*** EXERCISE DATA ***
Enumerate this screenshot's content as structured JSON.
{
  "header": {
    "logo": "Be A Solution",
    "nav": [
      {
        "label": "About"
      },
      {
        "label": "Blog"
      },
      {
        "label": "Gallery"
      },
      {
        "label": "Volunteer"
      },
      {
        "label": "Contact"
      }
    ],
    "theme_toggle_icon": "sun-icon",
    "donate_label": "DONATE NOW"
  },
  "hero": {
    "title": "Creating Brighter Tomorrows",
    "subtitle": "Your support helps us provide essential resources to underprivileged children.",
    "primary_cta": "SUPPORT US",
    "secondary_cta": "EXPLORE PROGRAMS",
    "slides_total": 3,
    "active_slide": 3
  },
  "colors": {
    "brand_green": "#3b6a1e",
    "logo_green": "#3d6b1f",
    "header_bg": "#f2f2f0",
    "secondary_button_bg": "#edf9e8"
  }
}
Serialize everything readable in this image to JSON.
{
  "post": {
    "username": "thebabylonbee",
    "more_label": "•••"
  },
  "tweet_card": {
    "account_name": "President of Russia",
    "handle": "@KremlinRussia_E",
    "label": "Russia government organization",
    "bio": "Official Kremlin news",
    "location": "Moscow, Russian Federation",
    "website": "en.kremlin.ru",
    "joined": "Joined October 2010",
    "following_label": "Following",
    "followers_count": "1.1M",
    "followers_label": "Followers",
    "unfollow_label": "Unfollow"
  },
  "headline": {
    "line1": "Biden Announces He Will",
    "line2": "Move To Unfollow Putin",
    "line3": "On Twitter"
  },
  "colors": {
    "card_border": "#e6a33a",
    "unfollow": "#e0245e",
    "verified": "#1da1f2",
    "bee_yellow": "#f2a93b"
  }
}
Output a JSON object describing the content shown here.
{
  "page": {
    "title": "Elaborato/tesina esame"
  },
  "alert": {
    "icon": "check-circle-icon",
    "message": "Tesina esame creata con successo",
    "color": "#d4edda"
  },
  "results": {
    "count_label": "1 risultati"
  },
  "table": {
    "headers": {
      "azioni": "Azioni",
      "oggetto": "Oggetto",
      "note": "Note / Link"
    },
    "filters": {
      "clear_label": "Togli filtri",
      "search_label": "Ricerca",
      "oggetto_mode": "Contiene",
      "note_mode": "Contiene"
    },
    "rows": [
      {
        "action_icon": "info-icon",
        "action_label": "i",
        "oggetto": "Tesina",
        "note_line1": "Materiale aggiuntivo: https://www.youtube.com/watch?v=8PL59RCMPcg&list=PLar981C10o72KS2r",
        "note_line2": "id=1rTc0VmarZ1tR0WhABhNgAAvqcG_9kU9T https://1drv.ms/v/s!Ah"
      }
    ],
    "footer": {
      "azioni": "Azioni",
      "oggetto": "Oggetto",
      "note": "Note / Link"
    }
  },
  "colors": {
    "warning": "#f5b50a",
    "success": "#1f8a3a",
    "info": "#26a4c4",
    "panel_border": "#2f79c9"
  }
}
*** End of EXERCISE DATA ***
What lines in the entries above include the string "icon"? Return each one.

### ANSWER SECTION:
    "theme_toggle_icon": "sun-icon",
    "icon": "check-circle-icon",
        "action_icon": "info-icon",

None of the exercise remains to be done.